“Community Energy Aggregation has freed consumers to take charge of their own energy sources, find better deals and ensure that rates avoid major fluctuations,” says Javier Barrios, Managing Partner of the New York City-based energy consultant Good Energy. “Good Energy has managed hundreds of successful Community Energy Aggregation programs in states such as Massachusetts, Illinois and New Jersey. More and more communities are finding aggregation programs to be the solution to their energy needs.”
1. Increased bargaining power
By combining the buying power of residents and businesses, Community Energy Aggregation programs enable consumers to negotiate for lower prices, creating competition among energy suppliers. In addition to being beneficial to individual households, community energy aggregation can often provide lower rates for businesses and multifamily properties.
2. Knowledgeable consultants
To help communities make sense of energy deregulation, energy consultants, such as Good Energy, help negotiate the best rates based on local regulations and energy suppliers. Energy consultants can assist communities in navigating the legislative framework required to implement such programs, too.

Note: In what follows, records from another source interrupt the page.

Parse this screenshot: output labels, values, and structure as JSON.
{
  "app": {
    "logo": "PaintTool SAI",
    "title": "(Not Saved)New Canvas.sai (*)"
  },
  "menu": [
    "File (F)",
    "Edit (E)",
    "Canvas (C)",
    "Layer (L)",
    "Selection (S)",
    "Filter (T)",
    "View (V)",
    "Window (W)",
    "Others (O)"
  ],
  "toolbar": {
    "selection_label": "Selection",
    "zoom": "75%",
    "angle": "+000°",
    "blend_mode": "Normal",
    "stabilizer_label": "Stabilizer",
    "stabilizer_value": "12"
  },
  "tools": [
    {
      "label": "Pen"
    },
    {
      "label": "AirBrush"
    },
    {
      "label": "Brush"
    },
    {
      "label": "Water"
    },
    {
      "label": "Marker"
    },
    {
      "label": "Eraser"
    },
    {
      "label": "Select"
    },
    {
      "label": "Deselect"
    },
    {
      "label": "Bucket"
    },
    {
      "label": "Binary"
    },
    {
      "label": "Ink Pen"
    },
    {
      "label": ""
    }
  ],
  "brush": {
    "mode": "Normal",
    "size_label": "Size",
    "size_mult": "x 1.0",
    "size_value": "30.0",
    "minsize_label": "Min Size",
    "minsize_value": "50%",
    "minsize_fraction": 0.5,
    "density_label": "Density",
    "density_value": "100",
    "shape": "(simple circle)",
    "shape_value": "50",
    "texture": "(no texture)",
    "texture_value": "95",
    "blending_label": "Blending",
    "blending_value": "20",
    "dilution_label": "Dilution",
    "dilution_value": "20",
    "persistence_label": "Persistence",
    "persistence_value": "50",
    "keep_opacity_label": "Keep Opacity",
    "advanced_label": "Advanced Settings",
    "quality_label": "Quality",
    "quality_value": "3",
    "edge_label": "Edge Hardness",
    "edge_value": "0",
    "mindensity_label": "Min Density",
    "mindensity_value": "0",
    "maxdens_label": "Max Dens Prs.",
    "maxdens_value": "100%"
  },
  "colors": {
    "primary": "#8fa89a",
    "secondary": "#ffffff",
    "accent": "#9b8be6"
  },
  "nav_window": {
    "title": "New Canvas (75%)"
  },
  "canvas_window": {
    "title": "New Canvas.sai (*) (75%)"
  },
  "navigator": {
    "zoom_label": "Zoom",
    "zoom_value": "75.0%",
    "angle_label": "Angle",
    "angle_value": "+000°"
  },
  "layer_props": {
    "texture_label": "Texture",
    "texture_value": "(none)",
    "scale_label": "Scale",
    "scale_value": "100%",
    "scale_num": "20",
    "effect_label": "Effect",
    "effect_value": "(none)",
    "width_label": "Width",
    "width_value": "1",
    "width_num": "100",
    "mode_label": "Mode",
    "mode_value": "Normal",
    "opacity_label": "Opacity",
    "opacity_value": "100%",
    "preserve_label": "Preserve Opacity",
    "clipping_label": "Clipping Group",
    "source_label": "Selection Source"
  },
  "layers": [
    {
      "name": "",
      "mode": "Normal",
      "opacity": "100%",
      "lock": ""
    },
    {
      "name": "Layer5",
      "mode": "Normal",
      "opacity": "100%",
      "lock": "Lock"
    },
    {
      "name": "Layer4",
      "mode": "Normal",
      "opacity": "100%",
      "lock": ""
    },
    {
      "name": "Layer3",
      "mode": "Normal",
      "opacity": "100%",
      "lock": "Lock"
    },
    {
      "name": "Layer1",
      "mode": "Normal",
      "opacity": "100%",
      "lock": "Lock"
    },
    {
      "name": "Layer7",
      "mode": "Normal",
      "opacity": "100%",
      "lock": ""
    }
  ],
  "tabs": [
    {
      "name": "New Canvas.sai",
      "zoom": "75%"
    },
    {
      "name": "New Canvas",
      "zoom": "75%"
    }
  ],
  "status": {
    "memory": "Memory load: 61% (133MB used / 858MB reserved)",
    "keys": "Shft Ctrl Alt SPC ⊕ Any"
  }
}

3. Stable electricity pricing
Community energy aggregation programs allow greater transparency and help ensure that businesses and residents will have predictable, stable electricity prices. Some communities, especially in the northeast, have avoided wild energy pricing swings in the winter by being members of community energy aggregation programs.
4. Easy opt out
If community energy aggregation programs are no longer beneficial to residents or businesses, they can easily opt out. Such programs don’t bind consumers and allow for leaving the agreement.
For more information about community energy aggregation and to find out if a program is available in your state, visit Good Energy’s Community Energy Aggregation page.